The task - Would you please give every entry again exactly, without the pictures?
-- Opening Marker --
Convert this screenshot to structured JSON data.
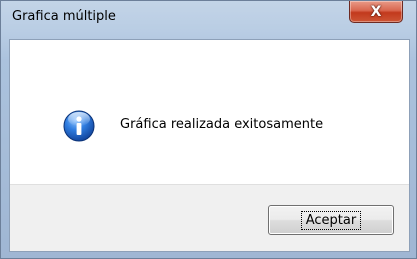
{
  "window": {
    "title": "Grafica múltiple",
    "close_icon": "close-icon",
    "close_glyph": "X"
  },
  "message": {
    "icon": "info-icon",
    "text": "Gráfica realizada exitosamente"
  },
  "buttons": {
    "ok_label": "Aceptar"
  },
  "colors": {
    "frame": "#b9cde4",
    "close_button": "#c2391d",
    "info_icon": "#1f5fbf",
    "button_bar": "#f0f0f0"
  }
}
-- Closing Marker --
Result for this exercise -
Convert this screenshot to structured JSON data.
{
  "window": {
    "title": "Grafica múltiple",
    "close_icon": "close-icon",
    "close_glyph": "X"
  },
  "message": {
    "icon": "info-icon",
    "text": "Gráfica realizada exitosamente"
  },
  "buttons": {
    "ok_label": "Aceptar"
  },
  "colors": {
    "frame": "#b9cde4",
    "close_button": "#c2391d",
    "info_icon": "#1f5fbf",
    "button_bar": "#f0f0f0"
  }
}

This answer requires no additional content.